■ Exercise brief
The answer must consist of each line below that contains the word "content", copied in full.

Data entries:
::::::::

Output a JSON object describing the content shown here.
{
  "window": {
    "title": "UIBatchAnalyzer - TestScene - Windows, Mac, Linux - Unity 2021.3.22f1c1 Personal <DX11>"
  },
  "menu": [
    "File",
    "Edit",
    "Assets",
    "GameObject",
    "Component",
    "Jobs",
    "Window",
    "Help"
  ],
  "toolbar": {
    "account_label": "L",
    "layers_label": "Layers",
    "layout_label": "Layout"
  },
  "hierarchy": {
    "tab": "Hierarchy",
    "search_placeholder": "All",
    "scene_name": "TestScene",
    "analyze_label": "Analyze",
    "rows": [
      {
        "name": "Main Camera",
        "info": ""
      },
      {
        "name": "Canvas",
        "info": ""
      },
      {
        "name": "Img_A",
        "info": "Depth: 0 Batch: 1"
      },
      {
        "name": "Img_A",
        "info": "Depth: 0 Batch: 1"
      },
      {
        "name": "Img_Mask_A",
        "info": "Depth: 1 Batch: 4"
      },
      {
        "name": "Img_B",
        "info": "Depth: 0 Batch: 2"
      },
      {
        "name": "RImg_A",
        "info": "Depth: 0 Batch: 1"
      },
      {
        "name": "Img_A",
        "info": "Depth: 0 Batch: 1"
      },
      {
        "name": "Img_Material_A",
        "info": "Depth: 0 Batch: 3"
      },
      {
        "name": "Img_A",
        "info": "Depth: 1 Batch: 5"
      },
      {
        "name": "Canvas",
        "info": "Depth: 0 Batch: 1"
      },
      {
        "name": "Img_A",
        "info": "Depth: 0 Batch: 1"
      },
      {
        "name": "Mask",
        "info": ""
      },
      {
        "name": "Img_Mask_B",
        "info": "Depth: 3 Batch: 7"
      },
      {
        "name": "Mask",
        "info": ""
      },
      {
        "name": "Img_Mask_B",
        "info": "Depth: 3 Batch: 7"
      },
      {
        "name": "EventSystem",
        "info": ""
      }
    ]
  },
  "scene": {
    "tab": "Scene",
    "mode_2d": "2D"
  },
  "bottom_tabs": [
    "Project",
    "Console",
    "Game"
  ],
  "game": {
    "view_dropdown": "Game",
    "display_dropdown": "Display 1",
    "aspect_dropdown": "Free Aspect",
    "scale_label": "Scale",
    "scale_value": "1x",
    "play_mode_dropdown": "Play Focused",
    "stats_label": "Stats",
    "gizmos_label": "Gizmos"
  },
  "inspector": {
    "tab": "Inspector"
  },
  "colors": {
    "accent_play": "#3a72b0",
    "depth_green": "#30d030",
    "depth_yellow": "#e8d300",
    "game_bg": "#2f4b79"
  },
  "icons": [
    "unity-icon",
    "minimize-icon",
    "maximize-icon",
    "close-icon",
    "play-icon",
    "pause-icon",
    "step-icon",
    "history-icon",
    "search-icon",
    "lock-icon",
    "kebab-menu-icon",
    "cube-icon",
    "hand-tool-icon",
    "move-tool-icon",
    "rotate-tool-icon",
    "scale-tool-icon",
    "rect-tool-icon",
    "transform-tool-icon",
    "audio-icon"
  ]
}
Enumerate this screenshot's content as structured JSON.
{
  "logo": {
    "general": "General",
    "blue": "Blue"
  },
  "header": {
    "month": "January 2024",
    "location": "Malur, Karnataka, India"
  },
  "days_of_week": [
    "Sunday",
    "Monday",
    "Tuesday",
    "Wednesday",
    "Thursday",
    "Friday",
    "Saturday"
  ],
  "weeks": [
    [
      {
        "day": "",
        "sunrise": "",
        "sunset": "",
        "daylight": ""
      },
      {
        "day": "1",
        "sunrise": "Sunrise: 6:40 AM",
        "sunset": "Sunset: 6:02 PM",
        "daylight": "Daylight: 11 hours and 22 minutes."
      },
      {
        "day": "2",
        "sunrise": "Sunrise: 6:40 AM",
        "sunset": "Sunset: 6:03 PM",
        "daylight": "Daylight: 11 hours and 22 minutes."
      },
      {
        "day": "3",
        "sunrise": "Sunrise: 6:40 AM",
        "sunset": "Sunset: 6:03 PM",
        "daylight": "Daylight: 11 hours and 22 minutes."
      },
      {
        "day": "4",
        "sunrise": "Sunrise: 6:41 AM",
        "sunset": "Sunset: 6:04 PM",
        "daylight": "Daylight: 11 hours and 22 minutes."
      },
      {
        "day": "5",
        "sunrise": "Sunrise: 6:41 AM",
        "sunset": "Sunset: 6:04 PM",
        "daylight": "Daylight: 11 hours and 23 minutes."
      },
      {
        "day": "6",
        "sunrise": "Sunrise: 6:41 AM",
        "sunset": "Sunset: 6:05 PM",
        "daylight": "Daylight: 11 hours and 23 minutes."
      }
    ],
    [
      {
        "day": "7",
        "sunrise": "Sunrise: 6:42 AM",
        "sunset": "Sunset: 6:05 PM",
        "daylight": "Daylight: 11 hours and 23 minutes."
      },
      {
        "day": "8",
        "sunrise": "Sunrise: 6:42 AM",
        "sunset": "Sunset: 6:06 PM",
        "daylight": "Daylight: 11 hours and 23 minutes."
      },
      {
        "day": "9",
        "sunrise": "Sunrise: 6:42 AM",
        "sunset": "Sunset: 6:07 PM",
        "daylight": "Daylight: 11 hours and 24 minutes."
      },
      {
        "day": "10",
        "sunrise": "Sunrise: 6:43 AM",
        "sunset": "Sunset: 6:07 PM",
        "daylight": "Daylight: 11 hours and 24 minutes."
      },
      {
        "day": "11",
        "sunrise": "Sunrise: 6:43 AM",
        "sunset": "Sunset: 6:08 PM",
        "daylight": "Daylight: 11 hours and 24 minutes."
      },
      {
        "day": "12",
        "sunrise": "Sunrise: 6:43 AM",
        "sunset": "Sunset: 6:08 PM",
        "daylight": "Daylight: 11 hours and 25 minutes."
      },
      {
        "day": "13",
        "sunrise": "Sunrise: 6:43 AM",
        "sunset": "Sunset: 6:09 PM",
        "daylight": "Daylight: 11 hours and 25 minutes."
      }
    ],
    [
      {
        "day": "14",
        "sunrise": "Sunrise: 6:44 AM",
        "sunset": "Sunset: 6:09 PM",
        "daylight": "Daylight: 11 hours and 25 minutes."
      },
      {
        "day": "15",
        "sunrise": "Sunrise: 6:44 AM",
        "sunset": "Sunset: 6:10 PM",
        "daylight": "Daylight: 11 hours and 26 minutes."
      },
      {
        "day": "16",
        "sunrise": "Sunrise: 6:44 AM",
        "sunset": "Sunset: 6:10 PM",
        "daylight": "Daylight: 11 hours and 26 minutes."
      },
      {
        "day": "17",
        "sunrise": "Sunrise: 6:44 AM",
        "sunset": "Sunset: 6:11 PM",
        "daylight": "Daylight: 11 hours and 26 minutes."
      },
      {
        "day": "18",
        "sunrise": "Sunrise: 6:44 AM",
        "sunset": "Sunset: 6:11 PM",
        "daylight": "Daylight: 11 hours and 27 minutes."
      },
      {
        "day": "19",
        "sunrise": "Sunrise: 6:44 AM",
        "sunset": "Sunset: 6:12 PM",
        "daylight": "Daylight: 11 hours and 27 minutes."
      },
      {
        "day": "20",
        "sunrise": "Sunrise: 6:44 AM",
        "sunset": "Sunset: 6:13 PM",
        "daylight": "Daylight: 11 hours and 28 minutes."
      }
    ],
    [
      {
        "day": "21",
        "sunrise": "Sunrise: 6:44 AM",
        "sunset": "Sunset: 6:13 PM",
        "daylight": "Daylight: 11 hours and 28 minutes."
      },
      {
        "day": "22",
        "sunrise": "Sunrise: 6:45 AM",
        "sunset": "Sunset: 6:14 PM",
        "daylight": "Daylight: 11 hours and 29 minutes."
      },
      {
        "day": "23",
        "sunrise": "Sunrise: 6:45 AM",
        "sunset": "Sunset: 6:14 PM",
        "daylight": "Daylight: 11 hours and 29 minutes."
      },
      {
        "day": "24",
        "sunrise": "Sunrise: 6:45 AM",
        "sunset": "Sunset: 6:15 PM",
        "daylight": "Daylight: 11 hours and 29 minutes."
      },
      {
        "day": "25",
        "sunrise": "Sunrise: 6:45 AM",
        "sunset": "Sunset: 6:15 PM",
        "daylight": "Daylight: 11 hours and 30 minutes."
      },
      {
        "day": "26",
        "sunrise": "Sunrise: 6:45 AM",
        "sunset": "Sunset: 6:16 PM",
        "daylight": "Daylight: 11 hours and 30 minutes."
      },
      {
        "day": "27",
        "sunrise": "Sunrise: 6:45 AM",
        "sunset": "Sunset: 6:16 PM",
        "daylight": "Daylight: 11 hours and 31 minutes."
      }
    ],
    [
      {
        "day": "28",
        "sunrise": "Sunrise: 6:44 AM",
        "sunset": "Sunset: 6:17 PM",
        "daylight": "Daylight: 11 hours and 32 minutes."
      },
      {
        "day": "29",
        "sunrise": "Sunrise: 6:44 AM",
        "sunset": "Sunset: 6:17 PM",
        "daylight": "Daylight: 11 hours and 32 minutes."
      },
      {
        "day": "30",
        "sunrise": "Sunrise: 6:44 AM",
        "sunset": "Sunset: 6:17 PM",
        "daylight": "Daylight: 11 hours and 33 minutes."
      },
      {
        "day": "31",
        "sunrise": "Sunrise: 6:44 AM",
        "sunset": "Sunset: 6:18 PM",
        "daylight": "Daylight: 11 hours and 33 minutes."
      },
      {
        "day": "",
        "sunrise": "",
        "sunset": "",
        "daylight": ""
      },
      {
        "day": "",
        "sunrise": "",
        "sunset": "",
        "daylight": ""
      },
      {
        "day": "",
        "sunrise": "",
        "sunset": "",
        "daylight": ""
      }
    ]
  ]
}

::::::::

■ Solution for this exercise
Output a JSON object describing the content shown here.
Enumerate this screenshot's content as structured JSON.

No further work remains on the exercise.